The Gresk family with Gunner before he passed away at 5 ½ months. (Submitted photo)

When Kyle and Carly (Lewin) Gresk tucked Gunner, their 5 ½-month-old, in bed one night, they had no idea that it would be the last time they would hear his giggles and cries, or see his bright blue eyes. Their perfect, happy, cuddly baby went to sleep and never awakened.

Whether anticipated or unexpected, the pain that follows the death of a child is likely to feel overwhelming and endless. With time, healthy coping tools and assistance from loved ones and professionals, the worst parts of grief will eventually pass.

For Kyle, Carly and their other children, Dakota and Mason, nothing was OK after Gunner died.

“It truly felt like I was completely numb and had to relearn how to complete everyday tasks. It was a struggle to get out of the house, or more honestly even our bed. Kyle felt he needed to be our family’s rock and be strong for me and the kids but didn’t give himself time to grieve or ‘feel,’” Carly said. “Dakota, our daughter, who was 6 at the time, was potty trained but began wetting the bed again. Mason was 3 at the time, had trouble going to bed, and kept asking (us) if he would wake up.”

While the family received support from their family and friends, it wasn’t enough to handle the pain and anguish of losing their baby. They had difficulty finding mental health therapists, and eventually, Carly’s boss helped them find someone, though support groups tailored to the loss of a child were nearly impossible to find.

“The closest one we were able to find, even with the help of my employer, Children’s Wisconsin, was almost an hour and a half away from our home,” she said. “Financially, my husband and I were able to take time off work, but many families are forced to go back to work far too quickly, if not immediately.”

Three months after losing Gunner, Kyle and Carly began Guardian Gunner, a not-for-profit charity organization offering support for families going through pregnancy, infant or child loss.

The organization offers in-person Christian/Catholic faith-based support groups for bereaved parents in southeastern Wisconsin, child workshops for ages 3 and older for siblings, virtual support groups for out-of-the-area families, sunshine boxes with helpful resources and comfort items, crosses made from funeral/important flowers, and assistance for families in finding mental health therapists, as well as providing financial support when able for monuments.

“In working through this tragedy first hand, we identified so many deficiencies within our community, and we wanted to pay forward the grace we found,” said Carly, whose organization was recognized by the IRS in October 2021. “It means the world to us to be able to reach the families who are struggling and provide some sunshine in their lives.

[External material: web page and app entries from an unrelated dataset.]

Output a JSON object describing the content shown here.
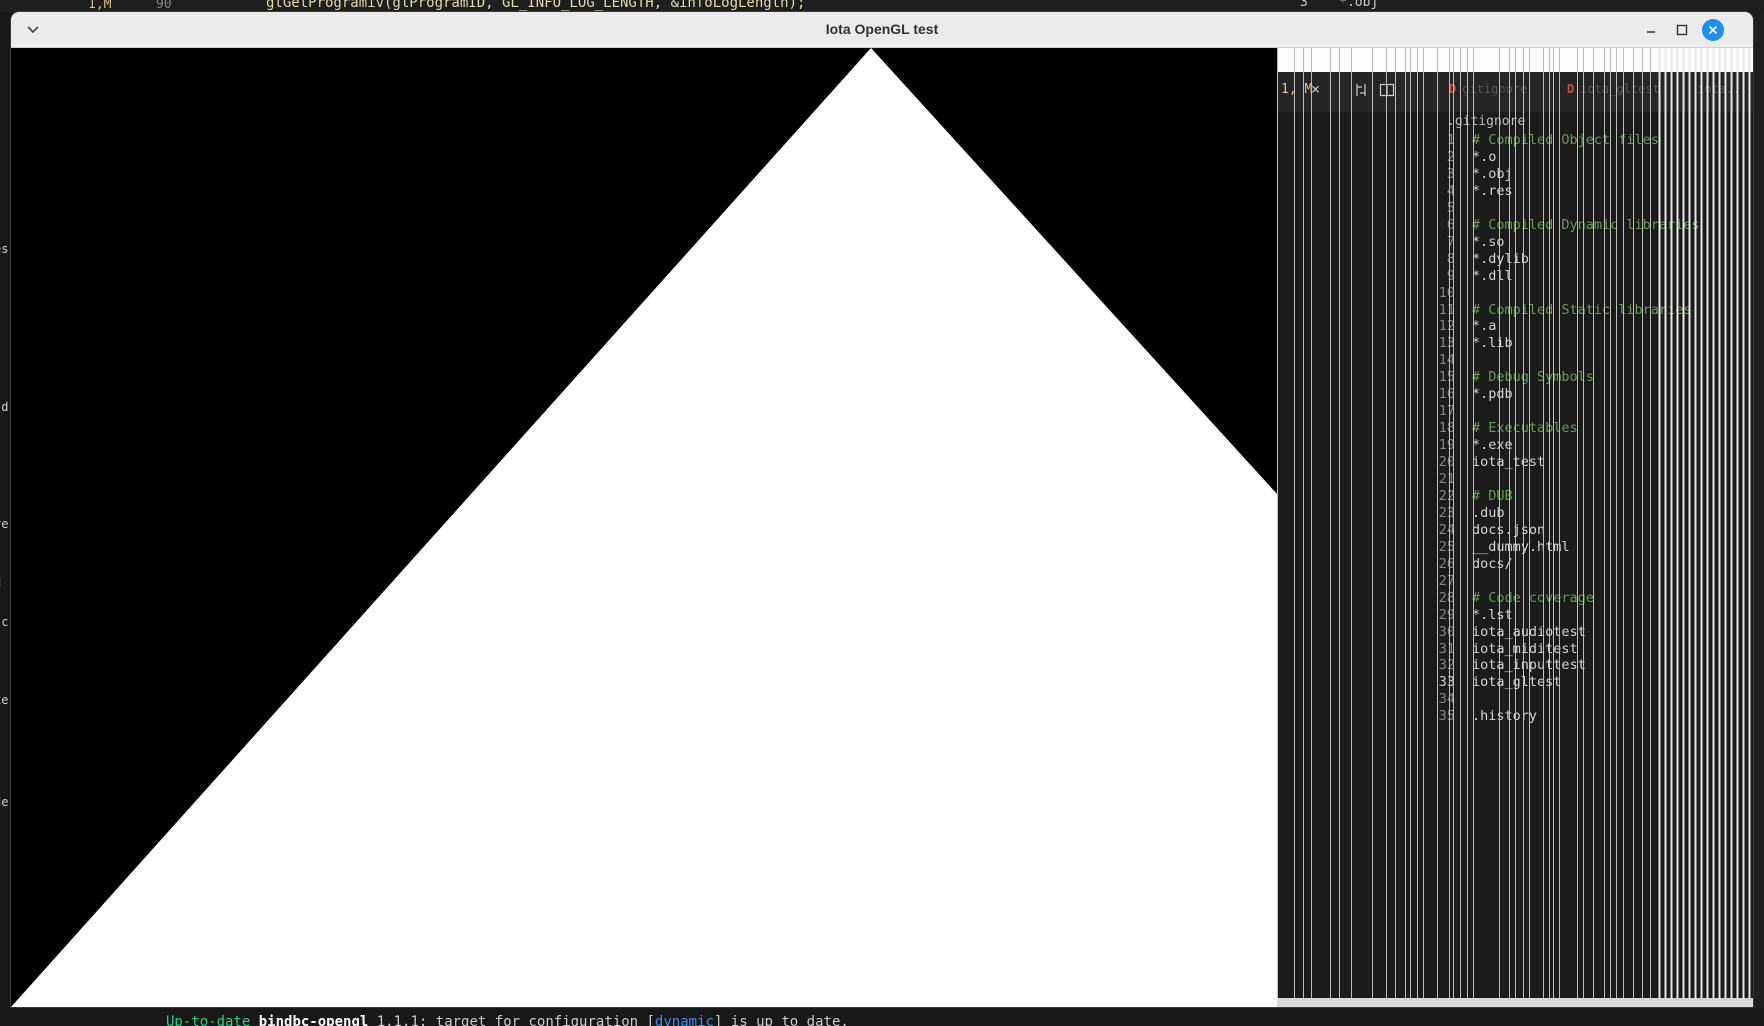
{
  "background": {
    "line_badge": "1,M",
    "line_number": "90",
    "code_line": "glGetProgramiv(glProgramID, GL_INFO_LOG_LENGTH, &infoLogLength);",
    "right_text": "3    *.obj",
    "left_fragments": [
      "es",
      ".d",
      "re",
      "d",
      "sc",
      "xe",
      "-",
      "de"
    ],
    "terminal": {
      "status": "Up-to-date",
      "package": "bindbc-opengl",
      "version": "1.1.1",
      "mid": ": target for configuration [",
      "config": "dynamic",
      "tail": "] is up to date."
    }
  },
  "window": {
    "title": "Iota OpenGL test",
    "icons": {
      "menu": "chevron-down-icon",
      "minimize": "minimize-icon",
      "maximize": "maximize-icon",
      "close": "close-icon"
    },
    "close_color": "#1c8ef0"
  },
  "gl_scene": {
    "shape": "triangle",
    "fill": "#ffffff",
    "clear_color": "#000000"
  },
  "stale_buffer": {
    "tab_modified": "1, M",
    "tab_close": "×",
    "tabs": [
      "gitignore",
      "iota_gltest",
      "iota..."
    ],
    "breadcrumb": ".gitignore",
    "lines": [
      {
        "n": "1",
        "t": "# Compiled Object files",
        "c": true
      },
      {
        "n": "2",
        "t": "*.o"
      },
      {
        "n": "3",
        "t": "*.obj"
      },
      {
        "n": "4",
        "t": "*.res"
      },
      {
        "n": "5",
        "t": ""
      },
      {
        "n": "6",
        "t": "# Compiled Dynamic libraries",
        "c": true
      },
      {
        "n": "7",
        "t": "*.so"
      },
      {
        "n": "8",
        "t": "*.dylib"
      },
      {
        "n": "9",
        "t": "*.dll"
      },
      {
        "n": "10",
        "t": ""
      },
      {
        "n": "11",
        "t": "# Compiled Static libraries",
        "c": true
      },
      {
        "n": "12",
        "t": "*.a"
      },
      {
        "n": "13",
        "t": "*.lib"
      },
      {
        "n": "14",
        "t": ""
      },
      {
        "n": "15",
        "t": "# Debug Symbols",
        "c": true
      },
      {
        "n": "16",
        "t": "*.pdb"
      },
      {
        "n": "17",
        "t": ""
      },
      {
        "n": "18",
        "t": "# Executables",
        "c": true
      },
      {
        "n": "19",
        "t": "*.exe"
      },
      {
        "n": "20",
        "t": "iota_test"
      },
      {
        "n": "21",
        "t": ""
      },
      {
        "n": "22",
        "t": "# DUB",
        "c": true
      },
      {
        "n": "23",
        "t": ".dub"
      },
      {
        "n": "24",
        "t": "docs.json"
      },
      {
        "n": "25",
        "t": "__dummy.html"
      },
      {
        "n": "26",
        "t": "docs/"
      },
      {
        "n": "27",
        "t": ""
      },
      {
        "n": "28",
        "t": "# Code coverage",
        "c": true
      },
      {
        "n": "29",
        "t": "*.lst"
      },
      {
        "n": "30",
        "t": "iota_audiotest"
      },
      {
        "n": "31",
        "t": "iota_miditest"
      },
      {
        "n": "32",
        "t": "iota_inputtest"
      },
      {
        "n": "33",
        "t": "iota_gltest",
        "active": true
      },
      {
        "n": "34",
        "t": ""
      },
      {
        "n": "35",
        "t": ".history"
      }
    ]
  }
}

From what we have experienced, a tragedy like this can either push people toward Christ or away from him. We can see the difference in the way families grieve in those who have faith versus those without. We hope to be a testimony to these families, to be able to show them that our sunshine comes from God’s light.”

In addition to support groups and sunshine boxes, Guardian Gunner partnered with Versiti Blood Center of Wisconsin to host blood drives to honor families who have experienced loss. They also facilitate a Christmas card exchange where “loss” families are connected with others and can spread some cheer in honor of their child.

“Guardian Gunner is open to any and all prayer requests, where loss families and others can submit an anonymous request online,” Carly said. “We have a dedicated group of prayer warriors who focus on them and know the importance and power of prayer.”

Since it began, Guardian Gunner has provided support to more than 200 families throughout Wisconsin and 28 other states, as well as families in three other countries. The organization was initially 100 percent funded by the monetary gifts to the Gresk family from those who attended Gunner’s funeral, as well as the money they had saved in their son’s baseball glove piggy bank.

“We started with a little more than $3,000, and after sending a few sunshine boxes to families, and purchasing two monuments, we knew we had to fundraise. Currently, we accept donations and have run one fundraiser thus far but plan to host one (or more) annually,” said Carly.

The family are members of St. Clare in Wind Lake; Carly admits her faith was not that strong before Gunner, who they nicknamed “Gun-Gun,” died. She struggled with questions of where people go when they die, she wanted to know why he died and where he was, and wanted to know how to get her and her family to heaven someday as well. Carly always knew she was called to be a mother; however, she felt she lost her purpose along the way.

“I knew I had to make changes for both our family and me, and I knew the only way we could truly be comforted was through our faith in Jesus Christ. After all, nobody else can truly give you the correct answers to my previous questions,” she said. “I read the Bible every day, I went back to confession, brought my family back to church and our children participated in faith formation. We now have the answers that do matter. God takes every horrific tragedy and turns it for the good. God provides us with the most comfort, and has faithfully and consistently been the backbone of our healing. Do I still have panic attacks? Do we still cry? Are we lost at times? Of course. However, through the Holy Spirit, we have the tools we need to push forward, and know that leaning on Jesus Christ is how we continue to walk in the sunshine.”

For more information on Guardian Gunner, visit: or contact Carly Lewin Gresk at